  • Won't You Be Our Neighbor?

    The people, places and moments that defined and shaped the Inland Northwest's distinct neighborhoods
    • Jul 28, 2016
  • NORTH HILL
  • NORTH HILL

    An influx of creativity and businesses has this Northside neighborhood looking good
    • Jul 28, 2016
  • LATAH / HANGMAN VALLEY
  • LATAH / HANGMAN VALLEY

    Two names and a community bridging new and old
    • Jul 28, 2016
  • More »

Comments

Subscribe to this thread:

Add a comment

Today | Sun | Mon | Tue | Wed | Thu | Fri

All of today's events | Staff Picks

More by Daniel Walters

Most Commented On

  • Lane Ends Ahead

    Spokane wants to improve a mile-long section of Monroe — but that means taking away two lanes
    • Jul 7, 2016
  • #BlackLivesMatter is Everyone

    All mothers deserve to know that their innocent children will not die at the hands of law enforcement
    • Jul 14, 2016
  • More »

Readers also liked…

  • A New Voice
  • A New Voice

    The Black Lens, continues Spokane's long tradition of African-American publications
    • Jan 21, 2015
  • Taxes: Idaho vs. Washington
  • Taxes: Idaho vs. Washington

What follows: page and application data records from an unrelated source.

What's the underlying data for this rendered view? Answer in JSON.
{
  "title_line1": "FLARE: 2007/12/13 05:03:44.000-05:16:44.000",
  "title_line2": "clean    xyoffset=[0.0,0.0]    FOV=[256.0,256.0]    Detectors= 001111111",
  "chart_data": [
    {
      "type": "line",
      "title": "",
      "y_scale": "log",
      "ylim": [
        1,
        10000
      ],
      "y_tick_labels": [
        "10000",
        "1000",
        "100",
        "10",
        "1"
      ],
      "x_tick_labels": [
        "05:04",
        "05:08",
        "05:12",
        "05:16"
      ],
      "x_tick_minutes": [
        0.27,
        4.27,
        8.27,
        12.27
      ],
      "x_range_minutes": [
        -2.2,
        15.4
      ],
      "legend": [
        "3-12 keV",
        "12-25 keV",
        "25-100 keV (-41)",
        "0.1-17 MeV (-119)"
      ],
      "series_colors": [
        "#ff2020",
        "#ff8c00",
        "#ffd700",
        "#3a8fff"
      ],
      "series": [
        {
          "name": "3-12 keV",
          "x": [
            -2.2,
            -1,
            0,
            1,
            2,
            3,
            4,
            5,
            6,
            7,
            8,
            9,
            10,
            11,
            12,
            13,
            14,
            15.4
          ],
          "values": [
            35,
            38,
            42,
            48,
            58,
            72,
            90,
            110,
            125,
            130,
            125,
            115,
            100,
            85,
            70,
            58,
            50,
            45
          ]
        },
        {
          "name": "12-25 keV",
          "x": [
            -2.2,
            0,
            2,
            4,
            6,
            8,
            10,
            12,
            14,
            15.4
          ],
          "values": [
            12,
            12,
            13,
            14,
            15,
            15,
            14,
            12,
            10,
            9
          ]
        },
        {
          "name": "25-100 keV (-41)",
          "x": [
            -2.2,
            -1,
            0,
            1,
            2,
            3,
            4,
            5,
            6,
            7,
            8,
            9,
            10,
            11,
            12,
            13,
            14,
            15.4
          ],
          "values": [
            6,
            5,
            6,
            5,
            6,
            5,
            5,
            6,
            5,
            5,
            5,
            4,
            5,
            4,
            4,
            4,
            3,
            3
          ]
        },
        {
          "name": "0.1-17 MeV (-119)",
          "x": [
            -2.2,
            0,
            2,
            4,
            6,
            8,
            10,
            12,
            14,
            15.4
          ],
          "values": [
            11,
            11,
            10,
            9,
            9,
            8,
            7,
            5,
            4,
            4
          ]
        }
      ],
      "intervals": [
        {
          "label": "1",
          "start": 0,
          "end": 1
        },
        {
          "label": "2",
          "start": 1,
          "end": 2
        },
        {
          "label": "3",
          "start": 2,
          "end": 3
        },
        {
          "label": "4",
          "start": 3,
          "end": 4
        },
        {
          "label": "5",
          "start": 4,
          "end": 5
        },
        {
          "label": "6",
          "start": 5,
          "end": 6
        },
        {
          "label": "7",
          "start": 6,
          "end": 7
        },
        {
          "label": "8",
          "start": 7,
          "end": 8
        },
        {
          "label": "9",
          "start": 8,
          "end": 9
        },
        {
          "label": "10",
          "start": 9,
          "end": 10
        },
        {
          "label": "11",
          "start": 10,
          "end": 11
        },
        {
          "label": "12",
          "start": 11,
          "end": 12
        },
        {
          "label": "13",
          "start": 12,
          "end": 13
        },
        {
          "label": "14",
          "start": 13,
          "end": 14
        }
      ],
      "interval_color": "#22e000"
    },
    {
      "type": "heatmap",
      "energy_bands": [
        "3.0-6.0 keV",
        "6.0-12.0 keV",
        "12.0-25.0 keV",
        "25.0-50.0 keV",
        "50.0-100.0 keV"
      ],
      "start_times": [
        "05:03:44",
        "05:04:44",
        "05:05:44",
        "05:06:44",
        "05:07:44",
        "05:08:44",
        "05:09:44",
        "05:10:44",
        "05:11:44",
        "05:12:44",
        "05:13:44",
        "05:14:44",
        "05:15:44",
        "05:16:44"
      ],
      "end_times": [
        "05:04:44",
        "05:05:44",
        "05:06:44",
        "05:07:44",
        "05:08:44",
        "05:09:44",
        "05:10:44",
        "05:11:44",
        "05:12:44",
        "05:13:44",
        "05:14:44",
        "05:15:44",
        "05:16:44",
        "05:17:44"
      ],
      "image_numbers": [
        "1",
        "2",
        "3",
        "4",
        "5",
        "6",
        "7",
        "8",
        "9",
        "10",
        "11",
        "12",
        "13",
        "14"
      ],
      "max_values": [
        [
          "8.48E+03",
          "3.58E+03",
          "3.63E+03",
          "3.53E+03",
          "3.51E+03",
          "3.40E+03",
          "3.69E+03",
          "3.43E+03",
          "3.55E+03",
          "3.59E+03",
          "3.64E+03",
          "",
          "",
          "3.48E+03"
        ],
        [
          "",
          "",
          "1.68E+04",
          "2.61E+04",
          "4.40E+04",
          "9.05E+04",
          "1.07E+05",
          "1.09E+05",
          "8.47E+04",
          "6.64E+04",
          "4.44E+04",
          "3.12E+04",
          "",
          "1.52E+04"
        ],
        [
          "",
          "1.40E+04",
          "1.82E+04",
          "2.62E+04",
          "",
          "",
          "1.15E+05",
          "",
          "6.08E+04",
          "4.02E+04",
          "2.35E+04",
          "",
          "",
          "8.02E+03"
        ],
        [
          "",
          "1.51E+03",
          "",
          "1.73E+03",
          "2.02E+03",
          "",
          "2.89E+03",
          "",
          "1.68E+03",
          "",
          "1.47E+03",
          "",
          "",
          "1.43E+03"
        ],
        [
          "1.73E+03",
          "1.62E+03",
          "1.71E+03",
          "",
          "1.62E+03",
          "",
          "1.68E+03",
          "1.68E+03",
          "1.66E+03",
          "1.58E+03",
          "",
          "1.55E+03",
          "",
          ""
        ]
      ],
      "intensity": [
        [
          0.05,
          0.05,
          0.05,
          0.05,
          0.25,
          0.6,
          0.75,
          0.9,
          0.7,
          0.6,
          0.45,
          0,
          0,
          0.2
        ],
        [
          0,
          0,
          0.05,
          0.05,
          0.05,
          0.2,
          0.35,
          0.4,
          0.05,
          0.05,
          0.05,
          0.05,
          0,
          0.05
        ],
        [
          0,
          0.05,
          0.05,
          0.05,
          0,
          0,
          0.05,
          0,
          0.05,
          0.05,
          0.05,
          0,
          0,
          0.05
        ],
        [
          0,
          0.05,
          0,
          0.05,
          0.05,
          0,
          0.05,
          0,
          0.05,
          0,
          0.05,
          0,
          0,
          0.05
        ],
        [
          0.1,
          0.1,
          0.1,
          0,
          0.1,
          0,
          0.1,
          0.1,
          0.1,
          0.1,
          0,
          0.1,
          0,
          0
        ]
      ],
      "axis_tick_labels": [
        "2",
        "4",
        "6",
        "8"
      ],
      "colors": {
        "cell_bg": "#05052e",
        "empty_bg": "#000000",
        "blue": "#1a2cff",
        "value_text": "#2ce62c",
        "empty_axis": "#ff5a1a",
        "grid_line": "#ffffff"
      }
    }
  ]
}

    How do the two states stack up?
    • Feb 11, 2015

© 2016 Inlander
Website powered by Foundation